In a great passage about Jesus protecting us from evil forces, St. Paul says that Christians are to put on the “armor of God.” In Ephesians, he writes that we do not wrestle with mere flesh & blood but against “the spiritual forces of evil.” Then the Son of God says to “take up the whole armor of God that you may be able to withstand the evil day.”
This divine protection is described as a gift of Jesus’ righteousness that protects our hearts. It is our shield of faith – trusting in His blood-bought forgiveness – that extinguishes Satan’s flaming arrows of accusation. It is Jesus’ resurrection that gives hope instead of despair as we wear a helmet of salvation.
These gifts are promised by God’s word & declared to us personally in our baptisms in the name of the Triune God. Yes, because Jesus has defeated the devil, we daily desire to pray, “Amen! Come, Lord Jesus!”
Along with the spiritual armor of Christ that we wear, St. Paul also describes a specific weapon that is used against the spiritual forces of evil. It is, & I quote, “The sword of the Spirit, which is the word of God.” Jesus used it to defeat the devil in the wilderness temptations. We too are invited to use His word to frustrate & defeat the devil in our lives.
This is why we encourage one another to practice daily devotions. As I said before, this is not easy because it is a spiritual battle. So we need to encourage one another! Some of us may already be doing devotions. Others of us may never have done them. Still others tried but have not continued. We fell out of the habit, gave up in frustration, or simply felt too busy.
I’m simply asking you to consider doing a very SHORT daily devotion. We provide the Portals of Prayer & some copies of Daily Bread. Many others are available, such as a daily devotion emailed by the Lutheran Hour Ministries. One thought is simply to start reading the Bible & having a prayer. In the future we can discuss more about what you can choose to do. For now let’s focus on praying to Jesus to come & help us in this task. None of us can defeat the devil. Jesus already has.
So with His help this Advent season, we join in praying “Come, Lord Jesus,” not just to bless our food but all of life each & every day. Amen. Come, Lord Jesus!
Let the earth now praise the Lord, Who has truly kept His word & at last to us did send Christ, the sinner’s help & friend. As Your coming was in peace, quiet, full of gentleness, let the same mind dwell in me which is Yours eternally.
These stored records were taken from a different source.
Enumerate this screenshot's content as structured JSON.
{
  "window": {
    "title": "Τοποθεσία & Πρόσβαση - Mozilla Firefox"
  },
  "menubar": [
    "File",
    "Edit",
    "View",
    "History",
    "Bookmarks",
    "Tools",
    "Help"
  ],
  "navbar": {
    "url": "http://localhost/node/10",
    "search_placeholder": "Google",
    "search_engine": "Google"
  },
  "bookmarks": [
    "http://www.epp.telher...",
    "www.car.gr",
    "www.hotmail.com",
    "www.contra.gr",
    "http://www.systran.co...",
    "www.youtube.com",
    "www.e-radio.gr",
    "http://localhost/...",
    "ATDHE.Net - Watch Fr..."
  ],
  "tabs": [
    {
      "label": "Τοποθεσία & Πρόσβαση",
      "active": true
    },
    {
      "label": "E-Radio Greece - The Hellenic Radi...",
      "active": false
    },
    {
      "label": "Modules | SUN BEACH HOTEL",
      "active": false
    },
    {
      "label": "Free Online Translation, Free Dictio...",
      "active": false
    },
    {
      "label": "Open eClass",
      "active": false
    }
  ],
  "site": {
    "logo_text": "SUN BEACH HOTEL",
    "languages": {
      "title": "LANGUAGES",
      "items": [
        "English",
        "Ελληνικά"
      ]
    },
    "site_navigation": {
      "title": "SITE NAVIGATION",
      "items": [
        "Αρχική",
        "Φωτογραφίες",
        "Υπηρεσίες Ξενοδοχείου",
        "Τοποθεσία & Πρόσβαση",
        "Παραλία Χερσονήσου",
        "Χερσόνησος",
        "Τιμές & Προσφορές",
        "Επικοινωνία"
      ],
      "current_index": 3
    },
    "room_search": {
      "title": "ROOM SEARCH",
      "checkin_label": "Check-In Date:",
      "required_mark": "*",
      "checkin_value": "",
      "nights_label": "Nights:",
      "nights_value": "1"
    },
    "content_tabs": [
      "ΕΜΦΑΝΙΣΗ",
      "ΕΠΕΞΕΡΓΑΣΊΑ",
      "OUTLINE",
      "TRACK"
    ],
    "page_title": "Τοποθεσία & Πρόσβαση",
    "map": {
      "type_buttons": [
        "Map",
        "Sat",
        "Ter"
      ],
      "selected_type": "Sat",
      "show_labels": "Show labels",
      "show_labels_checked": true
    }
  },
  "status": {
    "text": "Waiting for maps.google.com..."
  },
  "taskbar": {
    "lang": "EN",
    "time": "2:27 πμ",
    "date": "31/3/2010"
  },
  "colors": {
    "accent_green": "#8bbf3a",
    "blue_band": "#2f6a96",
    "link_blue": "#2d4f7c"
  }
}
Then when You will come again as the glorious king to reign, I with joy will see Your face, freely ransomed by Your grace. Amen. LSB 352:1, 3, 6.
Pastor Dean R. Poellet